A factor that inhibits the growth of mitogen-stimulated lymphocytes from normal donors has been detected in the sera of patients with chronic leprosy. The inhibitory activity was detected with similar frequency in patients with tuberculoid or lepromatous leprosy, although higher levels of activity were detected in the latter. The factor reduced the growth in volume of the lymphocytes in the first 24 hr after stimulation, the synthesis of RNA during the first 3 days of culture and the replication of DNA in 72-hr cultures. All the inhibitory activity co-purified with IgG on gel filtration, ammonium sulphate fractionation and ion exchange chromatography. The activity was stable to heating at 56 degrees but labile at 100 degrees and was absorbed from serum or from purified IgG preparations by staphylococcal protein A. On gel filtration of the sera on Sephadex G-200, none of the activity appeared in the void volume, indicating that it is not due to immune complexes.
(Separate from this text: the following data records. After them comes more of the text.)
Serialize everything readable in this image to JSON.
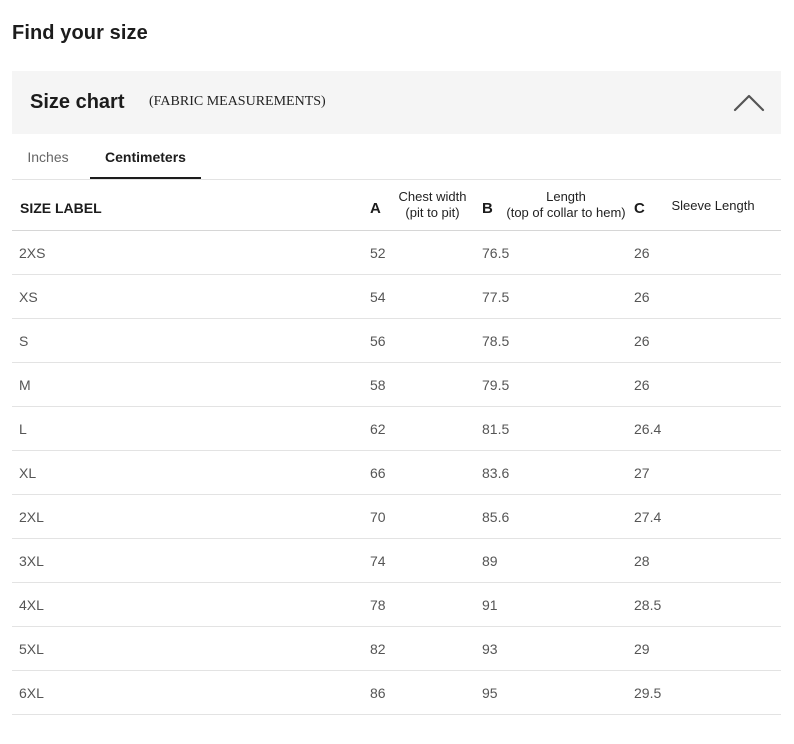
{
  "page": {
    "title": "Find your size"
  },
  "size_chart": {
    "title": "Size chart",
    "subtitle": "(FABRIC MEASUREMENTS)",
    "collapse_icon": "chevron-up-icon",
    "tabs": [
      {
        "label": "Inches",
        "active": false
      },
      {
        "label": "Centimeters",
        "active": true
      }
    ],
    "headers": {
      "size_label": "SIZE LABEL",
      "a_letter": "A",
      "a_line1": "Chest width",
      "a_line2": "(pit to pit)",
      "b_letter": "B",
      "b_line1": "Length",
      "b_line2": "(top of collar to hem)",
      "c_letter": "C",
      "c_label": "Sleeve Length"
    },
    "rows": [
      {
        "size": "2XS",
        "a": "52",
        "b": "76.5",
        "c": "26"
      },
      {
        "size": "XS",
        "a": "54",
        "b": "77.5",
        "c": "26"
      },
      {
        "size": "S",
        "a": "56",
        "b": "78.5",
        "c": "26"
      },
      {
        "size": "M",
        "a": "58",
        "b": "79.5",
        "c": "26"
      },
      {
        "size": "L",
        "a": "62",
        "b": "81.5",
        "c": "26.4"
      },
      {
        "size": "XL",
        "a": "66",
        "b": "83.6",
        "c": "27"
      },
      {
        "size": "2XL",
        "a": "70",
        "b": "85.6",
        "c": "27.4"
      },
      {
        "size": "3XL",
        "a": "74",
        "b": "89",
        "c": "28"
      },
      {
        "size": "4XL",
        "a": "78",
        "b": "91",
        "c": "28.5"
      },
      {
        "size": "5XL",
        "a": "82",
        "b": "93",
        "c": "29"
      },
      {
        "size": "6XL",
        "a": "86",
        "b": "95",
        "c": "29.5"
      }
    ]
  },
  "colors": {
    "header_bg": "#f5f5f5",
    "text_dark": "#1c1c1c",
    "text_muted": "#555555",
    "divider": "#e3e3e3"
  }
}
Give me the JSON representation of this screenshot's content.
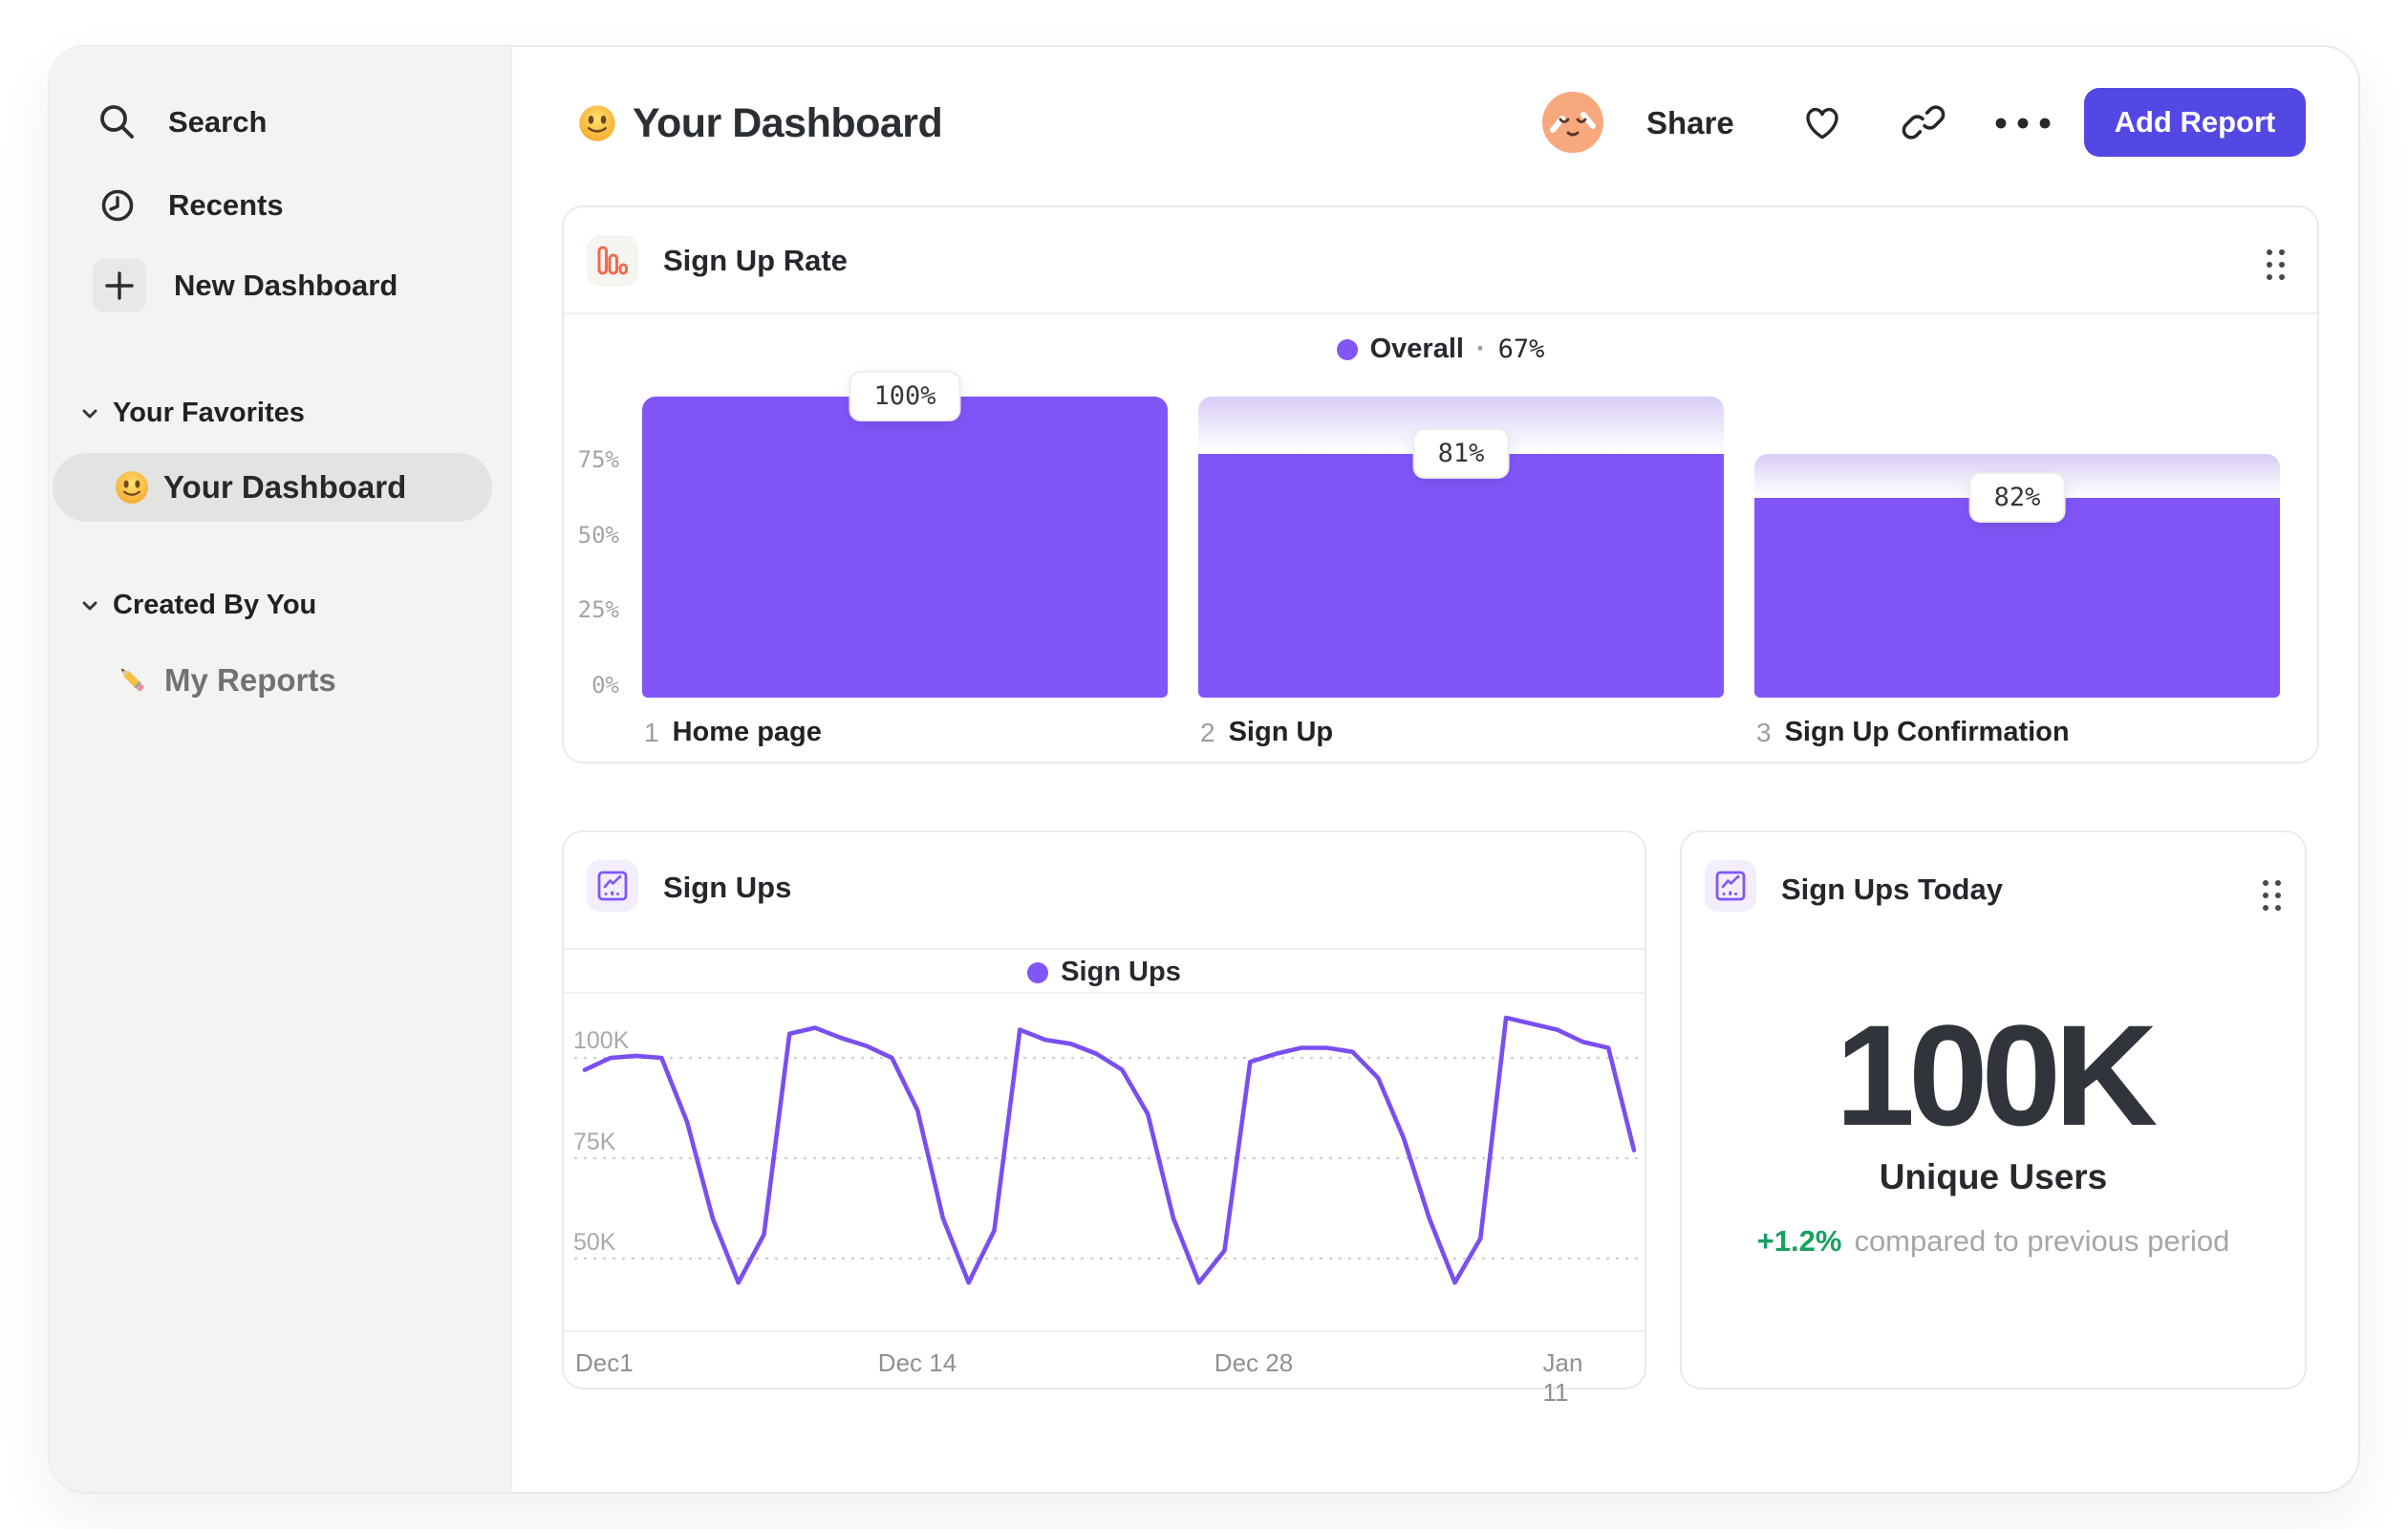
{
  "colors": {
    "accent_purple": "#8156F7",
    "line_purple": "#7A4EF0",
    "button_indigo": "#5348E4",
    "positive_green": "#17A05F",
    "icon_orange": "#F2694C",
    "sidebar_bg": "#F3F3F1",
    "selected_pill_bg": "#E3E3E1"
  },
  "sidebar": {
    "search": "Search",
    "recents": "Recents",
    "new_dashboard": "New Dashboard",
    "sections": [
      {
        "label": "Your Favorites",
        "items": [
          {
            "icon": "smiley-emoji",
            "label": "Your Dashboard",
            "selected": true
          }
        ]
      },
      {
        "label": "Created By You",
        "items": [
          {
            "icon": "pencil-emoji",
            "label": "My Reports",
            "selected": false
          }
        ]
      }
    ]
  },
  "header": {
    "title_emoji": "slightly-smiling-face",
    "title": "Your Dashboard",
    "share": "Share",
    "add_report": "Add Report"
  },
  "cards": {
    "sign_up_rate": {
      "title": "Sign Up Rate",
      "legend_label": "Overall",
      "legend_sep": "·",
      "legend_value": "67%"
    },
    "sign_ups": {
      "title": "Sign Ups",
      "legend_label": "Sign Ups"
    },
    "sign_ups_today": {
      "title": "Sign Ups Today",
      "value": "100K",
      "unit_label": "Unique Users",
      "delta": "+1.2%",
      "delta_note": "compared to previous period"
    }
  },
  "icons": {
    "search-icon": "magnifier",
    "clock-icon": "recents clock",
    "plus-icon": "plus",
    "chevron-down-icon": "section collapse caret",
    "smiley-emoji": "slightly smiling face",
    "pencil-emoji": "pencil",
    "avatar-face": "peach relieved face avatar",
    "heart-icon": "favorite heart outline",
    "link-icon": "copy link chain",
    "more-icon": "ellipsis three dots",
    "drag-handle-icon": "six dot drag grip",
    "bar-chart-icon": "orange funnel bars",
    "line-chart-icon": "purple line chart in square"
  },
  "chart_data": [
    {
      "type": "bar",
      "subtype": "funnel",
      "title": "Sign Up Rate",
      "legend": "Overall · 67%",
      "overall_conversion_pct": 67,
      "categories": [
        "Home page",
        "Sign Up",
        "Sign Up Confirmation"
      ],
      "step_numbers": [
        "1",
        "2",
        "3"
      ],
      "values": [
        100,
        81,
        82
      ],
      "value_labels": [
        "100%",
        "81%",
        "82%"
      ],
      "yticks": [
        "75%",
        "50%",
        "25%",
        "0%"
      ],
      "ytick_values": [
        75,
        50,
        25,
        0
      ],
      "ylim": [
        0,
        100
      ],
      "bar_color": "#8155F8",
      "legend_position": "top-center"
    },
    {
      "type": "line",
      "title": "Sign Ups",
      "legend": "Sign Ups",
      "x_ticks": [
        "Dec1",
        "Dec 14",
        "Dec 28",
        "Jan 11"
      ],
      "y_ticks": [
        "100K",
        "75K",
        "50K"
      ],
      "y_tick_values_k": [
        100,
        75,
        50
      ],
      "ylim_k": [
        38,
        114
      ],
      "grid": "dashed-horizontal",
      "line_color": "#7A4EF0",
      "series": [
        {
          "name": "Sign Ups",
          "unit": "K users per day",
          "start": "Dec 1",
          "end": "Jan 11",
          "values": [
            97,
            100,
            100.5,
            100,
            84,
            60,
            44,
            56,
            106,
            107.5,
            105,
            103,
            100,
            87,
            60,
            44,
            57,
            107,
            104.5,
            103.5,
            101,
            97,
            86,
            60,
            44,
            52,
            99,
            101,
            102.5,
            102.5,
            101.5,
            95,
            80,
            60,
            44,
            55,
            110,
            108.5,
            107,
            104,
            102.5,
            77
          ]
        }
      ]
    },
    {
      "type": "number",
      "title": "Sign Ups Today",
      "value": "100K",
      "label": "Unique Users",
      "delta": "+1.2%",
      "delta_note": "compared to previous period",
      "delta_color": "#17A05F"
    }
  ]
}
We conclude that the activity is due to an IgG antibody and suggest that it is an autoantibody since the sera inhibited the growth of all donor lymphocytes tested.